* [WHAT YOU ARE ASKED TO DO]
Your answer must be an exact repetition of every record.

(Stored entries)
+ + +

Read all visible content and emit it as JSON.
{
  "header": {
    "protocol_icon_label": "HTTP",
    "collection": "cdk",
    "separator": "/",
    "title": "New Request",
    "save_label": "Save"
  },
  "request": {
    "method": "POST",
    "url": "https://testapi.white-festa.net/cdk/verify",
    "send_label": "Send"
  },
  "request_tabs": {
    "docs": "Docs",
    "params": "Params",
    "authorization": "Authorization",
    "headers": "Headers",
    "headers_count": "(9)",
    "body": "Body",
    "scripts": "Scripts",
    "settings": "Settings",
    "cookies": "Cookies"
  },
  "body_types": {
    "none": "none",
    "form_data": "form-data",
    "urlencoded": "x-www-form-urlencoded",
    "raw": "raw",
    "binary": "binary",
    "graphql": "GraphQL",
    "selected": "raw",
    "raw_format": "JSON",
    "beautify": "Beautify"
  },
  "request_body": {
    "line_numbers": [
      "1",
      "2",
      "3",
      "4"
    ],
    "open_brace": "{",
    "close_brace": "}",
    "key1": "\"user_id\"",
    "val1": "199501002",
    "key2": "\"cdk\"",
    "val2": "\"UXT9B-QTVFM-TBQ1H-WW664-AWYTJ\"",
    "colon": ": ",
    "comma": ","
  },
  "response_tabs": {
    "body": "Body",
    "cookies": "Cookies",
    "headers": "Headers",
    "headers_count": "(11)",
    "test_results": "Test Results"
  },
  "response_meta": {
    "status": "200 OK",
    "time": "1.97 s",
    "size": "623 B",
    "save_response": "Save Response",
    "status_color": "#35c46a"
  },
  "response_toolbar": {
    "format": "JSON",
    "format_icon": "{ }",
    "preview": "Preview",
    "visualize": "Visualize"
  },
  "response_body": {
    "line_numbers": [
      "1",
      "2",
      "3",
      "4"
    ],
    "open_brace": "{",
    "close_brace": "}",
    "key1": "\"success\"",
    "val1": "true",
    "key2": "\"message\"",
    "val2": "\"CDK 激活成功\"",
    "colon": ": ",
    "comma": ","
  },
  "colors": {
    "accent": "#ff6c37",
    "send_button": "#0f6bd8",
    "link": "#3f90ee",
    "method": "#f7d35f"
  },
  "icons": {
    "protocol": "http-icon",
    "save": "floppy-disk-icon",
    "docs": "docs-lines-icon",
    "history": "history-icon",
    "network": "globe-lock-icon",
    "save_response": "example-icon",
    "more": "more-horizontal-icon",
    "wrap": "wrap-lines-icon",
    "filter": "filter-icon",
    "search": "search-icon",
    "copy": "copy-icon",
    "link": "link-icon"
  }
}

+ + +

* [EXERCISE RESULT]
Read all visible content and emit it as JSON.
{
  "header": {
    "protocol_icon_label": "HTTP",
    "collection": "cdk",
    "separator": "/",
    "title": "New Request",
    "save_label": "Save"
  },
  "request": {
    "method": "POST",
    "url": "https://testapi.white-festa.net/cdk/verify",
    "send_label": "Send"
  },
  "request_tabs": {
    "docs": "Docs",
    "params": "Params",
    "authorization": "Authorization",
    "headers": "Headers",
    "headers_count": "(9)",
    "body": "Body",
    "scripts": "Scripts",
    "settings": "Settings",
    "cookies": "Cookies"
  },
  "body_types": {
    "none": "none",
    "form_data": "form-data",
    "urlencoded": "x-www-form-urlencoded",
    "raw": "raw",
    "binary": "binary",
    "graphql": "GraphQL",
    "selected": "raw",
    "raw_format": "JSON",
    "beautify": "Beautify"
  },
  "request_body": {
    "line_numbers": [
      "1",
      "2",
      "3",
      "4"
    ],
    "open_brace": "{",
    "close_brace": "}",
    "key1": "\"user_id\"",
    "val1": "199501002",
    "key2": "\"cdk\"",
    "val2": "\"UXT9B-QTVFM-TBQ1H-WW664-AWYTJ\"",
    "colon": ": ",
    "comma": ","
  },
  "response_tabs": {
    "body": "Body",
    "cookies": "Cookies",
    "headers": "Headers",
    "headers_count": "(11)",
    "test_results": "Test Results"
  },
  "response_meta": {
    "status": "200 OK",
    "time": "1.97 s",
    "size": "623 B",
    "save_response": "Save Response",
    "status_color": "#35c46a"
  },
  "response_toolbar": {
    "format": "JSON",
    "format_icon": "{ }",
    "preview": "Preview",
    "visualize": "Visualize"
  },
  "response_body": {
    "line_numbers": [
      "1",
      "2",
      "3",
      "4"
    ],
    "open_brace": "{",
    "close_brace": "}",
    "key1": "\"success\"",
    "val1": "true",
    "key2": "\"message\"",
    "val2": "\"CDK 激活成功\"",
    "colon": ": ",
    "comma": ","
  },
  "colors": {
    "accent": "#ff6c37",
    "send_button": "#0f6bd8",
    "link": "#3f90ee",
    "method": "#f7d35f"
  },
  "icons": {
    "protocol": "http-icon",
    "save": "floppy-disk-icon",
    "docs": "docs-lines-icon",
    "history": "history-icon",
    "network": "globe-lock-icon",
    "save_response": "example-icon",
    "more": "more-horizontal-icon",
    "wrap": "wrap-lines-icon",
    "filter": "filter-icon",
    "search": "search-icon",
    "copy": "copy-icon",
    "link": "link-icon"
  }
}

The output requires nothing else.